Jason Elt – I’m really proud of how the backend servers has evolved over the past couple months. However, that’s not really something that the players really see.
Tom Sawyer – We now have the ability through the GIM to carve out the Universe.
Patrick Thomas – I’m excited for them to see this level. As large as it is, as encompassing as it is, it brings you in, and you walk around and you really get to see an amazing environment that has far more than I’ve got to see in the past, in games. And there is so much detail in here that it will blow you away.
Mark Skelton – That’s the only thing about the PU stuff. Us showing you guys, you guys get to open your presents early, and that’s cheating. We’ll show it to you cause we like it, so I hope you guys like it.
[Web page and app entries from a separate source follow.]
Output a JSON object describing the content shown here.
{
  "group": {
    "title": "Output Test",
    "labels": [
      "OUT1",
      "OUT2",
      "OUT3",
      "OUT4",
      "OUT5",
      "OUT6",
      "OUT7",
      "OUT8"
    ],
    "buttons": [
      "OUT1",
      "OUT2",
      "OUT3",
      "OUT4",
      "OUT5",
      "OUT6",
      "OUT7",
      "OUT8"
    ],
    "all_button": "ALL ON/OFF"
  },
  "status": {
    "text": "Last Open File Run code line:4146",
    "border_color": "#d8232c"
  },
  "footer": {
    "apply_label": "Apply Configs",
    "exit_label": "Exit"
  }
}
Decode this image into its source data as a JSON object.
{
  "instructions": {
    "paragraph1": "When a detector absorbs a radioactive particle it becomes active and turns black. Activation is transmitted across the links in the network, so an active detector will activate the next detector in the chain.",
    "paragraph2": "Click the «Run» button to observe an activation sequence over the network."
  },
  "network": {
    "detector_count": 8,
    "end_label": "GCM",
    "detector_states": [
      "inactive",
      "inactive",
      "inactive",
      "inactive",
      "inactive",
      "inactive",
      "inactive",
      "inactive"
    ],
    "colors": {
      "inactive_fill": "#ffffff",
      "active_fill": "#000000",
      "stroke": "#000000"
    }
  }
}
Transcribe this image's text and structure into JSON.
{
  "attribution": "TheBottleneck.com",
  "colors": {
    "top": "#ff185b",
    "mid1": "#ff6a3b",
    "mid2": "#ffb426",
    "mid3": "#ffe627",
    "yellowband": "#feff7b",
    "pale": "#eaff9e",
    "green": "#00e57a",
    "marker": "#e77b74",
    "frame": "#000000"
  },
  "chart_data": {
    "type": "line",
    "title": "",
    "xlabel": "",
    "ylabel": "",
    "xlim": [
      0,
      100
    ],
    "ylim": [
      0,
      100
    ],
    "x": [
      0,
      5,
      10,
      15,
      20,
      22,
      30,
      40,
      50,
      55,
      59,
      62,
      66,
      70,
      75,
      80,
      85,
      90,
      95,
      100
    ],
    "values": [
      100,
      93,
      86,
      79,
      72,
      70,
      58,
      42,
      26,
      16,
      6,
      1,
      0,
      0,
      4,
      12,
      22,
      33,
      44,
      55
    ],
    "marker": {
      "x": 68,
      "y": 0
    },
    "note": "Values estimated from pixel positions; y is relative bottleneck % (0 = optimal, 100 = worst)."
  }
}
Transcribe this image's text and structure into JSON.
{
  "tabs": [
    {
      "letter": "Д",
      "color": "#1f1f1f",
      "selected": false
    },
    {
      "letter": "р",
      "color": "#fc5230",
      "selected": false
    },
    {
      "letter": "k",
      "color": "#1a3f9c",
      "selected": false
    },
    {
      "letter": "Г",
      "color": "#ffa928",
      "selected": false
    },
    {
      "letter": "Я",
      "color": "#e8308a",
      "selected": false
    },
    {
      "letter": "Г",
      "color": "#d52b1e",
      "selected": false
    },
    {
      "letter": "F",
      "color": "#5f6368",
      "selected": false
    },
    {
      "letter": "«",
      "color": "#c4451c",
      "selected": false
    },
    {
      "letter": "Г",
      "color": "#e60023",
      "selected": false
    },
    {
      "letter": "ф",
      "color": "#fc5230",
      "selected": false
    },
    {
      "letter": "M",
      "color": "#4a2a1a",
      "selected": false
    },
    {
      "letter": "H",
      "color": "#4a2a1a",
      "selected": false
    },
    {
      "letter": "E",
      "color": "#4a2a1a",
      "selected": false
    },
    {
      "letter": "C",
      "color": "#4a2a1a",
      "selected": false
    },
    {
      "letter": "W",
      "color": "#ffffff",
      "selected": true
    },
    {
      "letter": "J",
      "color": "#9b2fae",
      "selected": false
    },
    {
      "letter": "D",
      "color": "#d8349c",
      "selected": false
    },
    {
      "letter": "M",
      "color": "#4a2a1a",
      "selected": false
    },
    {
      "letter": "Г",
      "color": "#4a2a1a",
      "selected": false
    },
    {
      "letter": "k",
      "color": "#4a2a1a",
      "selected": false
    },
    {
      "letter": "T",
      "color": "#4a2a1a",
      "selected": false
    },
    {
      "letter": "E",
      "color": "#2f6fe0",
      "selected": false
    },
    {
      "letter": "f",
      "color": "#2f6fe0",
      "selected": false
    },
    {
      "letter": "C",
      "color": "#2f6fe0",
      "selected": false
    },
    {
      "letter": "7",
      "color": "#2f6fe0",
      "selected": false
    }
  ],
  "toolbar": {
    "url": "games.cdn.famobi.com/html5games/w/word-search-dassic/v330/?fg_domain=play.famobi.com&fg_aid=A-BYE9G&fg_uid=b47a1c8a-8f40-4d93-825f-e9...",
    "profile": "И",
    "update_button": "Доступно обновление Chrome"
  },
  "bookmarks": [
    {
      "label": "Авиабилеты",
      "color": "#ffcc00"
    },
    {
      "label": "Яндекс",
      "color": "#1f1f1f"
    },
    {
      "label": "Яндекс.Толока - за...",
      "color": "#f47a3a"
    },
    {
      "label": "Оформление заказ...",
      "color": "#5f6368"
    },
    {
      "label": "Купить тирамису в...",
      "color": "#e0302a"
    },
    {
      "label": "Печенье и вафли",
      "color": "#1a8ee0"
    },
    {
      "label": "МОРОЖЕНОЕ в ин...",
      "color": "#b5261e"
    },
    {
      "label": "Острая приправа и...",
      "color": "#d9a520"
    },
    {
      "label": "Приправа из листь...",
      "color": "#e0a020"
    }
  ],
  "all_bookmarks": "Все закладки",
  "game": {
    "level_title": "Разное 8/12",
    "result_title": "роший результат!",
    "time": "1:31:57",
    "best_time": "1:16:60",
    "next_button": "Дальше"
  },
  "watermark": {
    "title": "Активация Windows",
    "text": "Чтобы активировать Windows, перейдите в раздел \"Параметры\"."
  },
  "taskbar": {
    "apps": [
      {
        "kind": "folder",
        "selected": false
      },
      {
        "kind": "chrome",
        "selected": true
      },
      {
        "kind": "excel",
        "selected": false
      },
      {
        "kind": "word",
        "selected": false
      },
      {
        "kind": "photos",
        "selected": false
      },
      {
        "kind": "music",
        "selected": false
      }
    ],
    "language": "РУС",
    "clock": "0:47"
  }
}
Tony Zurovec – The milestone list, I think, going forward, it’s been a long stretch of time where we’ve had to set up a lot of the basic foundation for the game, establish a lot of the underlying technologies that are going to make a lot of this stuff possible over the long term, and there’s no way to really cheat the development of some of these systems. they require a tremendous amount of front development time, at which point you slowly start to crest the top of the hill and reach the point where you can start to generate outside results in very short periods of time. The most exciting thing is therefore what we’re going to be able to start showing off over the course of the next 3-4-5-6 milestones coming out, because that’s where I think people will finally start to see where all the bits and pieces come together and make Star Citizen, you know, this comprehensive whole of the entire game, a lot more than the sum of any individual parts.
(??) – Thanks for backing us. As a backer myself, I love working here.
Jake Ross – So yeah, that’s the team here in Austin, I hope you guys enjoyed it, and we hope that you’ll enjoy what we’ve got coming up in the near future.
– Talking about the Whiteboxing step in ship creation, showcasing the Reliant.
– Whiteboxing is the first phase of modelling. Most other models that are shown tend to be graybox.
– Whitebox is the first time there’s a 3D anything representing the ship. Very rough, mostly for prototyping and spacing, to make sure the design is good before going to more detail.
– Whiteboxed images of the Reliant.
– First challenge was spacing out the inside. It’s a small ship, had to be wide enough for characters to walk through it.
– At first it wasn’t, that had to be fixed.
– Second challenge was to make sure there’d be cargo as well. Enough space not only for character to walk through and interact with things, but also for cargo carrying in a way that makes sense.
– Also a top-down image. The red blocks are where components might be on the ship.
– Working right now in the whitebox is testing animations. making sure things move correctly and make sense with the interior / exterior dimensions.
– Spinning pilot seats are shown off as well.
– August Monthly Report will be available tomorrow, as well as the Star Marine update.
– Sandi and Ben are now heading to Dragon Con
– Panel on Saturday (not recorded or streamed, but The Relay will be getting audio)
– Star Citizen Q&A Saturday, 5:30 in the Hilton, with some swag.
– This week’s MVP
– Elton Gradash
– Thread with icons people can use.
– Female character art.
– Tune into RTV tomorrow. Ben won’t be here, or James Pugh. Just Disco Lando.